The Center for Medicare and Medicaid Services (CMS) released a national coverage determination last week regarding annual lung cancer screening for eligible beneficiaries. Coverage is effective immediately. The Medicare program will cover lung cancer screening with low dose computed tomography (LDCT) for beneficiaries between the ages of 55 – 77 years who have no signs or symptoms of lung cancer, but either have a smoking history of at least 30 years of smoking one pack per day, the beneficiary is a current smoker, or one who has quit smoking within the last 15 years.
The beneficiary may receive a written order for the screening by a physician or qualified non-physician practitioner during a lung cancer screening counseling and shared decision making visit. The visit must include the following elements document in the medical record:
- Determination of beneficiary eligibility: including age, absence of signs or symptoms of lung cancer, a specific calculation of cigarette smoking pack-years; if a former smoker and the number of years since quitting;
- Shared decision making: including the use of one or more decision aids, to include benefits and harms of screening, follow-up diagnostic testing, over-diagnosis, false positive rate and total radiation exposure;
- Counseling: on the importance of adherence to annual lung cancer LDCT screening, impact of comorbidities and ability or willingness to undergo diagnosis and treatment; the importance of maintaining cigarette smoking abstinence if former smoker; or the importance of smoking cessation if current smoker and, if appropriate, furnishing of information about tobacco cessation interventions; and
- A written order: if determined that the screening is appropriate.
Subsequent screenings can be ordered during any appropriate visit with a physician or non-physician practitioner without counseling and shared decision making as outlined above. The coverage determination also includes criteria for the written order and eligibility of the reading radiologist and radiology imaging facility.

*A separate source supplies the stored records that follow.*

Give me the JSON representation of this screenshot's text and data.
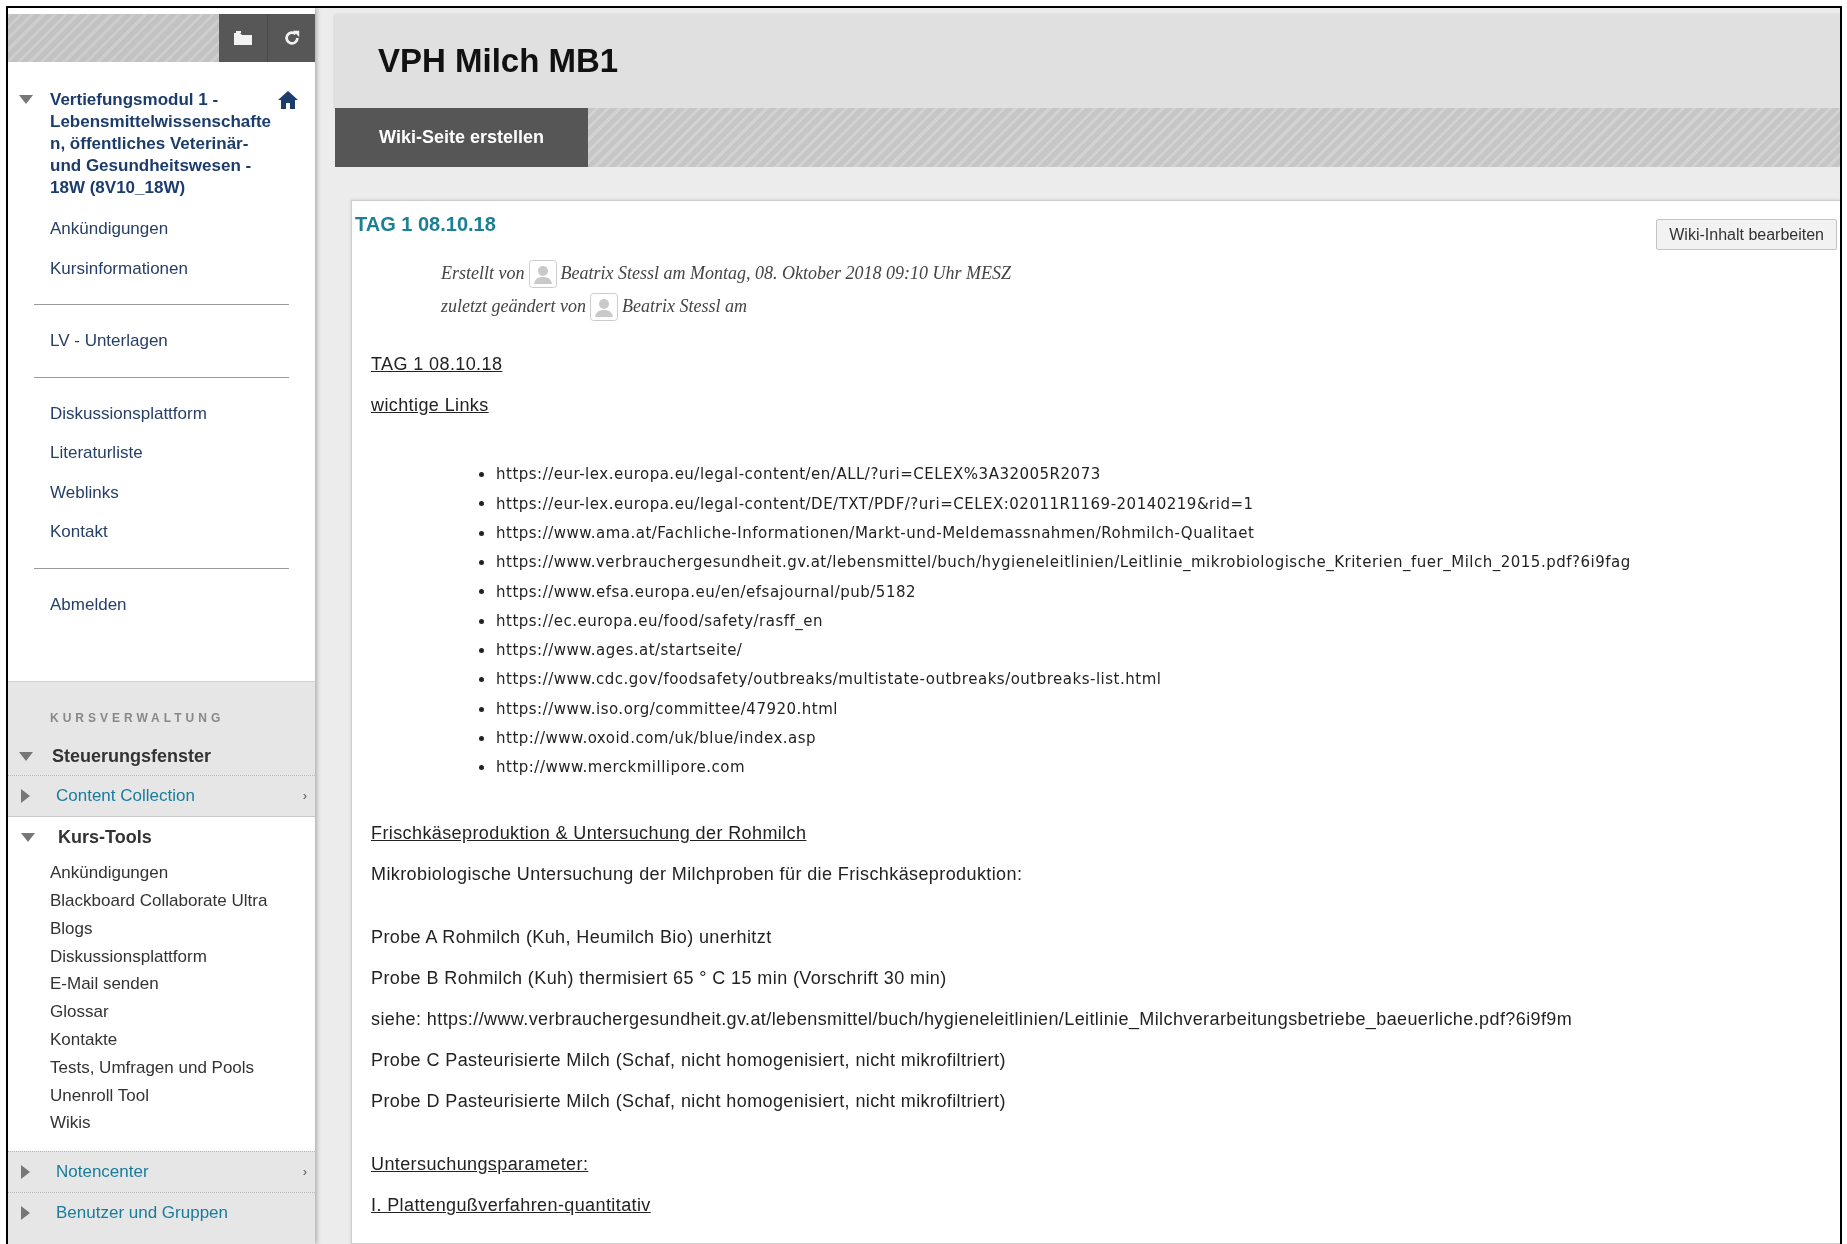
{
  "sidebar": {
    "course": {
      "title": "Vertiefungsmodul 1 - Lebensmittelwissenschaften, öffentliches Veterinär- und Gesundheitswesen - 18W (8V10_18W)",
      "expanded": true
    },
    "menu_groups": [
      {
        "items": [
          "Ankündigungen",
          "Kursinformationen"
        ]
      },
      {
        "items": [
          "LV - Unterlagen"
        ]
      },
      {
        "items": [
          "Diskussionsplattform",
          "Literaturliste",
          "Weblinks",
          "Kontakt"
        ]
      },
      {
        "items": [
          "Abmelden"
        ]
      }
    ],
    "admin": {
      "heading": "KURSVERWALTUNG",
      "title": "Steuerungsfenster",
      "expanded": true,
      "sections": [
        {
          "title": "Content Collection",
          "expanded": false,
          "chevron": "›"
        },
        {
          "title": "Kurs-Tools",
          "expanded": true,
          "items": [
            "Ankündigungen",
            "Blackboard Collaborate Ultra",
            "Blogs",
            "Diskussionsplattform",
            "E-Mail senden",
            "Glossar",
            "Kontakte",
            "Tests, Umfragen und Pools",
            "Unenroll Tool",
            "Wikis"
          ]
        },
        {
          "title": "Notencenter",
          "expanded": false,
          "chevron": "›"
        },
        {
          "title": "Benutzer und Gruppen",
          "expanded": false
        }
      ]
    }
  },
  "page": {
    "title": "VPH Milch MB1",
    "action": "Wiki-Seite erstellen"
  },
  "wiki": {
    "title": "TAG 1 08.10.18",
    "edit_button": "Wiki-Inhalt bearbeiten",
    "meta": [
      {
        "prefix": "Erstellt von",
        "author": "Beatrix Stessl am Montag, 08. Oktober 2018 09:10 Uhr MESZ"
      },
      {
        "prefix": "zuletzt geändert von",
        "author": "Beatrix Stessl am"
      }
    ],
    "body": [
      {
        "kind": "underlined",
        "text": "TAG 1 08.10.18",
        "spaced": false
      },
      {
        "kind": "underlined",
        "text": "wichtige Links",
        "spaced": false
      },
      {
        "kind": "list",
        "spaced": true,
        "items": [
          "https://eur-lex.europa.eu/legal-content/en/ALL/?uri=CELEX%3A32005R2073",
          "https://eur-lex.europa.eu/legal-content/DE/TXT/PDF/?uri=CELEX:02011R1169-20140219&rid=1",
          "https://www.ama.at/Fachliche-Informationen/Markt-und-Meldemassnahmen/Rohmilch-Qualitaet",
          "https://www.verbrauchergesundheit.gv.at/lebensmittel/buch/hygieneleitlinien/Leitlinie_mikrobiologische_Kriterien_fuer_Milch_2015.pdf?6i9fag",
          "https://www.efsa.europa.eu/en/efsajournal/pub/5182",
          "https://ec.europa.eu/food/safety/rasff_en",
          "https://www.ages.at/startseite/",
          "https://www.cdc.gov/foodsafety/outbreaks/multistate-outbreaks/outbreaks-list.html",
          "https://www.iso.org/committee/47920.html",
          "http://www.oxoid.com/uk/blue/index.asp",
          "http://www.merckmillipore.com"
        ]
      },
      {
        "kind": "underlined",
        "text": "Frischkäseproduktion & Untersuchung der Rohmilch",
        "spaced": true
      },
      {
        "kind": "text",
        "text": "Mikrobiologische Untersuchung der Milchproben für die Frischkäseproduktion:",
        "spaced": false
      },
      {
        "kind": "text",
        "text": "Probe A Rohmilch (Kuh, Heumilch Bio) unerhitzt",
        "spaced": true
      },
      {
        "kind": "text",
        "text": "Probe B Rohmilch (Kuh) thermisiert 65 ° C 15 min (Vorschrift 30 min)",
        "spaced": false
      },
      {
        "kind": "text",
        "text": "siehe: https://www.verbrauchergesundheit.gv.at/lebensmittel/buch/hygieneleitlinien/Leitlinie_Milchverarbeitungsbetriebe_baeuerliche.pdf?6i9f9m",
        "spaced": false
      },
      {
        "kind": "text",
        "text": "Probe C Pasteurisierte Milch (Schaf, nicht homogenisiert, nicht mikrofiltriert)",
        "spaced": false
      },
      {
        "kind": "text",
        "text": "Probe D Pasteurisierte Milch (Schaf, nicht homogenisiert, nicht mikrofiltriert)",
        "spaced": false
      },
      {
        "kind": "underlined",
        "text": "Untersuchungsparameter:",
        "spaced": true
      },
      {
        "kind": "underlined",
        "text": "I. Plattengußverfahren-quantitativ",
        "spaced": false
      }
    ]
  }
}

In 2011, the National Lung Screening Trial (NLST) showed that people aged 55 to 74 years with a history of heavy smoking are 20 percent less likely to die from lung cancer if they are screened with LDCT than with standard screening chest x-rays. Dr. Patrick Conway, chief medical officer and deputy administrator for innovation and quality for CMS said, “This is the first time that Medicare has covered lung cancer screening. This is an important new Medicare preventive benefit since lung cancer is the third most common cancer and the leading cause of cancer deaths in the United States.” According to the Lung Cancer Alliance, the new Medicare coverage brings the benefit of screening to approximately five million American seniors, the most at-risk group for lung cancer.